ABOUT THIS EXERCISE — For the records below, give the number of lines in which "price" appears, and add nothing else.

Records contained in a dataset:
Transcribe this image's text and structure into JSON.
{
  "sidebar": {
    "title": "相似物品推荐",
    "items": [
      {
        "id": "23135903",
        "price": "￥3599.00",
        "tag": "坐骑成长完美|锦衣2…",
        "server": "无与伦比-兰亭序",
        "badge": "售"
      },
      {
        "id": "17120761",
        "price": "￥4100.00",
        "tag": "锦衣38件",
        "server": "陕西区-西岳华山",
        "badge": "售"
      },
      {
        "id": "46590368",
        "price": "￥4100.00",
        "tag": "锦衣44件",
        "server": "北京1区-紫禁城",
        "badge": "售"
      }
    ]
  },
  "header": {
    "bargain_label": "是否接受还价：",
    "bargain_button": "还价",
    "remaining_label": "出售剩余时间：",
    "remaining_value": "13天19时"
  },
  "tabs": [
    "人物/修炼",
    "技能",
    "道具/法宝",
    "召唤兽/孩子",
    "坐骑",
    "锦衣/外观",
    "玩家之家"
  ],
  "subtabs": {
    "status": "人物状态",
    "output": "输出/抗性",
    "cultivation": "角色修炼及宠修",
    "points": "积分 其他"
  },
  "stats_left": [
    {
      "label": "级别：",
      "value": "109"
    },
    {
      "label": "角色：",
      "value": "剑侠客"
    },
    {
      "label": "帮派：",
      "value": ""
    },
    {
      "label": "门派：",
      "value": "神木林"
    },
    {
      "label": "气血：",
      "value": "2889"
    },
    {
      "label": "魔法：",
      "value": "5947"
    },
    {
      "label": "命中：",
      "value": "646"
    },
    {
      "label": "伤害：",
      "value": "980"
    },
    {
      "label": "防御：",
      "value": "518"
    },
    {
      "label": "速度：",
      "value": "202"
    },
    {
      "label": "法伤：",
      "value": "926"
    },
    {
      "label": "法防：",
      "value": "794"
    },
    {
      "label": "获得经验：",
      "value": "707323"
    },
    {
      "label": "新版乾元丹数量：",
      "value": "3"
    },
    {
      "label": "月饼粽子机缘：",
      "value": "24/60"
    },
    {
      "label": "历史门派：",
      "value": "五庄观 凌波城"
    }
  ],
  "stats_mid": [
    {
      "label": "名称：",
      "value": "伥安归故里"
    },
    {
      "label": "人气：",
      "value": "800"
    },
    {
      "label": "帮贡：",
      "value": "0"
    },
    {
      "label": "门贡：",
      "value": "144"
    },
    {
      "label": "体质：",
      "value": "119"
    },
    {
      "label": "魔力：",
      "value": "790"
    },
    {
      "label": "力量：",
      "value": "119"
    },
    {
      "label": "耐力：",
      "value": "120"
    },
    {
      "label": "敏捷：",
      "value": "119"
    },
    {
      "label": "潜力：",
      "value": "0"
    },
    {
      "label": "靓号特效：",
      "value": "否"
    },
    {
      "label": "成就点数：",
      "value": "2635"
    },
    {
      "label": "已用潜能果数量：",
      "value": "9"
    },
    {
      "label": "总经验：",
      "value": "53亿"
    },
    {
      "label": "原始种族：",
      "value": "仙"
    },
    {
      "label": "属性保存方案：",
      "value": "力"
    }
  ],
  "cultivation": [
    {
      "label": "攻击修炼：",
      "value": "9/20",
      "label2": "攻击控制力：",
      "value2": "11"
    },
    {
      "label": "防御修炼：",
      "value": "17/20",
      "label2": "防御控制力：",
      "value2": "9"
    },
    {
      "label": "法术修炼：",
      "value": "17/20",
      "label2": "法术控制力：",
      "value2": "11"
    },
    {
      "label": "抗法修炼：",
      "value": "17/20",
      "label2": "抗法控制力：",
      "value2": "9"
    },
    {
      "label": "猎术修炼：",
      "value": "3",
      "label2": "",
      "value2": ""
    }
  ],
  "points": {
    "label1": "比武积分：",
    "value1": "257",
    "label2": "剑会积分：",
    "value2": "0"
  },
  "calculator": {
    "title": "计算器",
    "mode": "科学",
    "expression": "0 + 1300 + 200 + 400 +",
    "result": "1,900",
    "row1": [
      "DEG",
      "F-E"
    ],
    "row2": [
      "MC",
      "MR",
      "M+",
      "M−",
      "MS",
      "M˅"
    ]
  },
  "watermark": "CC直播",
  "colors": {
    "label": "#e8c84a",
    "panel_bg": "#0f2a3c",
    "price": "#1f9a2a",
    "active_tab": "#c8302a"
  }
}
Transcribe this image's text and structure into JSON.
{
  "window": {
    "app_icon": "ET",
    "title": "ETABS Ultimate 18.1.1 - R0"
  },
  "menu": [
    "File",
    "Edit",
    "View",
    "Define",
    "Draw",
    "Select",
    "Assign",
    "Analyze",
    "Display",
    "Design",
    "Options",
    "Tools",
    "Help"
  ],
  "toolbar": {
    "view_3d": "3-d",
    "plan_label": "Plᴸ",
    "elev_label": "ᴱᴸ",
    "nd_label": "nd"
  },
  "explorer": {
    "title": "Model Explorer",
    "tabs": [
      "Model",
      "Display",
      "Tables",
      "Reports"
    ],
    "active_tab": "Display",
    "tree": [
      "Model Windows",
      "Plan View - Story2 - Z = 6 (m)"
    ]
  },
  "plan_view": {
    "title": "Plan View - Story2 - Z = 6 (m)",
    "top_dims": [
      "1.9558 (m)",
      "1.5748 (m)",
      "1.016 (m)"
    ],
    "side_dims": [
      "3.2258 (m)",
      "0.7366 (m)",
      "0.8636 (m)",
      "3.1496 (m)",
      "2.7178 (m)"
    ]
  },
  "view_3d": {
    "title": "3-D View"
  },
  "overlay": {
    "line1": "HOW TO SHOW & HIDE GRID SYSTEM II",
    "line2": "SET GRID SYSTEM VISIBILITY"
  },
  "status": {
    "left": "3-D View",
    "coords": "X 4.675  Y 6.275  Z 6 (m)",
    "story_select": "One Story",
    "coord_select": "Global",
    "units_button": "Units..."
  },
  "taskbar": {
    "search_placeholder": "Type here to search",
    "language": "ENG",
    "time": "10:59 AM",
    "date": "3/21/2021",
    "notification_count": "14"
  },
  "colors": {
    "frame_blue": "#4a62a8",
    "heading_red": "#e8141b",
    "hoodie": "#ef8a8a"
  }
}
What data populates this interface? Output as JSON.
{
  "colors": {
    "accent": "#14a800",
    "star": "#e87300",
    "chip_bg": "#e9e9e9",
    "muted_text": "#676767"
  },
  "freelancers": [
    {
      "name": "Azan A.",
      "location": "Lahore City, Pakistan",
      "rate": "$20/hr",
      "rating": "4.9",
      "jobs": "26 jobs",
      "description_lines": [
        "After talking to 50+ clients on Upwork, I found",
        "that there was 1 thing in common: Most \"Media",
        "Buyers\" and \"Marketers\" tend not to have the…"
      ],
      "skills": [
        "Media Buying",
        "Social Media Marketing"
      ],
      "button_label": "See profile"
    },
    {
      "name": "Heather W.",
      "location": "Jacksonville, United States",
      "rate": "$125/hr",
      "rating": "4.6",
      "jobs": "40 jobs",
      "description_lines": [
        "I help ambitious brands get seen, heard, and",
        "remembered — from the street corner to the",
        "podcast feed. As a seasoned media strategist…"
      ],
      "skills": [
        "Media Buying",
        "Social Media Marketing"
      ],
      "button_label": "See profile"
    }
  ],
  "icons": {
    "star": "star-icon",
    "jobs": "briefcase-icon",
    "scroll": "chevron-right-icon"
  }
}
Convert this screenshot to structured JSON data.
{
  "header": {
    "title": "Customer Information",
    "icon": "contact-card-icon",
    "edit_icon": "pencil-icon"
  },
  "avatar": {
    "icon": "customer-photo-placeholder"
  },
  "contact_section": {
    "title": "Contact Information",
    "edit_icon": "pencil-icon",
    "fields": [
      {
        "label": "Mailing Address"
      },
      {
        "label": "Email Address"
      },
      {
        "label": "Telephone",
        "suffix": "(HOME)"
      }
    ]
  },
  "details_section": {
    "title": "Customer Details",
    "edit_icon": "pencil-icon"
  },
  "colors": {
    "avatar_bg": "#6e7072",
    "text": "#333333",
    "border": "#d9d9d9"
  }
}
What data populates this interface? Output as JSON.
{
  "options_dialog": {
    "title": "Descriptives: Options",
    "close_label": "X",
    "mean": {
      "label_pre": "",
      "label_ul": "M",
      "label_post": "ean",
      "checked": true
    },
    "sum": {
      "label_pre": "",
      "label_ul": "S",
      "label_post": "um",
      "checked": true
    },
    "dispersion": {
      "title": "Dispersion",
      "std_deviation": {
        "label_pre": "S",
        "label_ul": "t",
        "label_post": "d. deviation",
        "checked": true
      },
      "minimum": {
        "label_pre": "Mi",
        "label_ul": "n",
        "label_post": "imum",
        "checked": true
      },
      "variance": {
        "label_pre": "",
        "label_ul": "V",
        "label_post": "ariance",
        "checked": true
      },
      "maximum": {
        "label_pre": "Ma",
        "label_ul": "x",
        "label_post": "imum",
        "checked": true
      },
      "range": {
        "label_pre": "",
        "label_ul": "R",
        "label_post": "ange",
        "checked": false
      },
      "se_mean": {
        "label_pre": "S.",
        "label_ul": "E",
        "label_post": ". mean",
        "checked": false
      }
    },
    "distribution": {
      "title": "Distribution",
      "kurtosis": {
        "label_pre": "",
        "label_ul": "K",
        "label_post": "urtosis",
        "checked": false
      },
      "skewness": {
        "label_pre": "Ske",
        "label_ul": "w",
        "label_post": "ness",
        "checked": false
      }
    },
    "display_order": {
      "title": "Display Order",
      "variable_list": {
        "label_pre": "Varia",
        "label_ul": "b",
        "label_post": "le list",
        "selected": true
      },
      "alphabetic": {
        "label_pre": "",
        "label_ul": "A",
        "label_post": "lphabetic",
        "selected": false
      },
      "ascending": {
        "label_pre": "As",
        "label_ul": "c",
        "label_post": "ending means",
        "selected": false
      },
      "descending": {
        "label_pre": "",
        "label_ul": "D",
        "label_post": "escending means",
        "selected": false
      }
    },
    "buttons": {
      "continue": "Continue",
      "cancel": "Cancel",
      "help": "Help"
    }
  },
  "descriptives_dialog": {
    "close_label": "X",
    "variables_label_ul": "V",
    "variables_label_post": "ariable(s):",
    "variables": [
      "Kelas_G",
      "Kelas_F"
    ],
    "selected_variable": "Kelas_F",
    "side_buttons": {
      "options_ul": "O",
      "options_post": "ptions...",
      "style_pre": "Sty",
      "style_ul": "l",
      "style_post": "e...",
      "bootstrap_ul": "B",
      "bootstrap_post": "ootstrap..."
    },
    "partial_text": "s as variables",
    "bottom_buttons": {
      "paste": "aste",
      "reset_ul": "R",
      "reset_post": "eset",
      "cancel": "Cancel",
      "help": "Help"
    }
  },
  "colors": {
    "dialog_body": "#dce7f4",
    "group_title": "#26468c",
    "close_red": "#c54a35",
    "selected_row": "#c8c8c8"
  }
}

EXERCISE ANSWER — 4